- [Task goal]: Copy out all lines in the data below containing the string "viewer".

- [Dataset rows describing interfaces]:
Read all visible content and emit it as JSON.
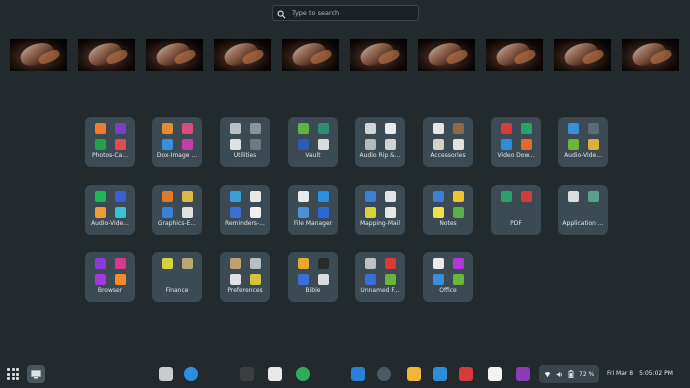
{
  "search": {
    "placeholder": "Type to search"
  },
  "workspaces": [
    "ws1",
    "ws2",
    "ws3",
    "ws4",
    "ws5",
    "ws6",
    "ws7",
    "ws8",
    "ws9",
    "ws10"
  ],
  "folders": [
    {
      "label": "Photos-Ca...",
      "icons": [
        "#f27b2c",
        "#7a3fc0",
        "#22a34a",
        "#e14d4d"
      ],
      "icon_names": [
        "photo-icon",
        "camera-icon",
        "gallery-icon",
        "image-viewer-icon"
      ]
    },
    {
      "label": "Dox-Image ...",
      "icons": [
        "#e58a32",
        "#d94d7c",
        "#3b8fd8",
        "#c53ea6"
      ],
      "icon_names": [
        "document-icon",
        "image-editor-icon",
        "scanner-icon",
        "viewer-icon"
      ]
    },
    {
      "label": "Utilities",
      "icons": [
        "#b9c0c4",
        "#8d9397",
        "#dfe3e6",
        "#6f7a80"
      ],
      "icon_names": [
        "monitor-icon",
        "disk-icon",
        "tool-icon",
        "terminal-icon"
      ]
    },
    {
      "label": "Vault",
      "icons": [
        "#5fb248",
        "#2f8f6f",
        "#2d5ab3",
        "#d8dcde"
      ],
      "icon_names": [
        "vault-icon",
        "lock-icon",
        "shield-icon",
        "key-icon"
      ]
    },
    {
      "label": "Audio Rip &...",
      "icons": [
        "#d1d5d8",
        "#e8eaeb",
        "#b3b9bc",
        "#cfd3d6"
      ],
      "icon_names": [
        "disc-icon",
        "cd-icon",
        "ripper-icon",
        "audio-icon"
      ]
    },
    {
      "label": "Accessories",
      "icons": [
        "#e6e6e6",
        "#8b6b4a",
        "#d6d0c6",
        "#e1e1e1"
      ],
      "icon_names": [
        "cup-icon",
        "coffee-icon",
        "notes-icon",
        "calc-icon"
      ]
    },
    {
      "label": "Video Dow...",
      "icons": [
        "#d93a3a",
        "#2aa36a",
        "#2a8fd6",
        "#e36a2a"
      ],
      "icon_names": [
        "video-download-icon",
        "tube-icon",
        "globe-icon",
        "down-icon"
      ]
    },
    {
      "label": "Audio-Vide...",
      "icons": [
        "#3a8fd8",
        "#5a6b74",
        "#6bb53a",
        "#d8b03a"
      ],
      "icon_names": [
        "player-icon",
        "camera-video-icon",
        "media-icon",
        "film-icon"
      ]
    },
    {
      "label": "Audio-Vide...",
      "icons": [
        "#1db954",
        "#3a5fd8",
        "#f29c38",
        "#3ac1d8"
      ],
      "icon_names": [
        "spotify-icon",
        "music-icon",
        "media-player-icon",
        "play-store-icon"
      ]
    },
    {
      "label": "Graphics-E...",
      "icons": [
        "#e07a2a",
        "#d8b94a",
        "#3a7fd8",
        "#e0e0e0"
      ],
      "icon_names": [
        "paint-icon",
        "draw-icon",
        "color-icon",
        "pen-icon"
      ]
    },
    {
      "label": "Reminders-...",
      "icons": [
        "#3a9fd8",
        "#e8e8e8",
        "#3a6fd8",
        "#f0f0f0"
      ],
      "icon_names": [
        "calendar-icon",
        "notes-icon",
        "clock-icon",
        "dot-icon"
      ]
    },
    {
      "label": "File Manager",
      "icons": [
        "#e8eaeb",
        "#2a8fe0",
        "#4a8fd8",
        "#2a6ad8"
      ],
      "icon_names": [
        "file-icon",
        "folder-icon",
        "drive-icon",
        "explorer-icon"
      ]
    },
    {
      "label": "Mapping-Mail",
      "icons": [
        "#3a7fd8",
        "#dfe3e6",
        "#d8d23a",
        "#e6e6e6"
      ],
      "icon_names": [
        "map-icon",
        "route-icon",
        "mail-icon",
        "pin-icon"
      ]
    },
    {
      "label": "Notes",
      "icons": [
        "#3a7fd8",
        "#f2c230",
        "#f2e04a",
        "#5ab048"
      ],
      "icon_names": [
        "notes-icon",
        "sticky-icon",
        "memo-icon",
        "list-icon"
      ]
    },
    {
      "label": "PDF",
      "icons": [
        "#2aa36a",
        "#d83a3a"
      ],
      "icon_names": [
        "pdf-viewer-icon",
        "pdf-icon"
      ]
    },
    {
      "label": "Application ...",
      "icons": [
        "#d9dde0",
        "#5aa08f"
      ],
      "icon_names": [
        "app-icon",
        "package-icon"
      ]
    },
    {
      "label": "Browser",
      "icons": [
        "#8b3ad8",
        "#d83a8b",
        "#a03ad8",
        "#f28c2a"
      ],
      "icon_names": [
        "tor-icon",
        "browser-icon",
        "vivaldi-icon",
        "firefox-icon"
      ]
    },
    {
      "label": "Finance",
      "icons": [
        "#d8d23a",
        "#b8a878"
      ],
      "icon_names": [
        "money-icon",
        "coins-icon"
      ]
    },
    {
      "label": "Preferences",
      "icons": [
        "#c0a070",
        "#b9bec1",
        "#dfe3e6",
        "#d8c23a"
      ],
      "icon_names": [
        "settings-icon",
        "config-icon",
        "tweaks-icon",
        "power-icon"
      ]
    },
    {
      "label": "Bible",
      "icons": [
        "#e8a92a",
        "#2a2a2a",
        "#3a6fd8",
        "#d8dcde"
      ],
      "icon_names": [
        "bible-icon",
        "book-icon",
        "cross-icon",
        "scroll-icon"
      ]
    },
    {
      "label": "Unnamed F...",
      "icons": [
        "#c0c0c0",
        "#d83a3a",
        "#3a6fd8",
        "#6bb53a"
      ],
      "icon_names": [
        "record-icon",
        "flag-icon",
        "app-a-icon",
        "app-b-icon"
      ]
    },
    {
      "label": "Office",
      "icons": [
        "#e8eaeb",
        "#b03ad8",
        "#3a8fd8",
        "#6bb53a"
      ],
      "icon_names": [
        "doc-icon",
        "slides-icon",
        "writer-icon",
        "calc-icon"
      ]
    }
  ],
  "dock": {
    "apps": [
      {
        "name": "text-editor-icon",
        "color": "#c9ccce"
      },
      {
        "name": "safari-icon",
        "color": "#2a8fe0"
      },
      {
        "name": "terminal-icon",
        "color": "#3b3f42"
      },
      {
        "name": "app-center-icon",
        "color": "#e8e8e8"
      },
      {
        "name": "pie-icon",
        "color": "#2fae5a"
      },
      {
        "name": "bluetooth-icon",
        "color": "#2a7fd8"
      },
      {
        "name": "system-monitor-icon",
        "color": "#4a5a64"
      },
      {
        "name": "shop-icon",
        "color": "#f2b43a"
      },
      {
        "name": "screenshot-icon",
        "color": "#2a8fd8"
      },
      {
        "name": "reader-icon",
        "color": "#d83a3a"
      },
      {
        "name": "settings-gear-icon",
        "color": "#f2f2f2"
      },
      {
        "name": "purple-app-icon",
        "color": "#8b3ab8"
      }
    ],
    "tray": {
      "battery": "72 %"
    },
    "clock": {
      "date": "Fri Mar 8",
      "time": "5:05:02 PM"
    }
  }
}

- [Problem solution]:
        "image-viewer-icon"
        "viewer-icon"
        "pdf-viewer-icon",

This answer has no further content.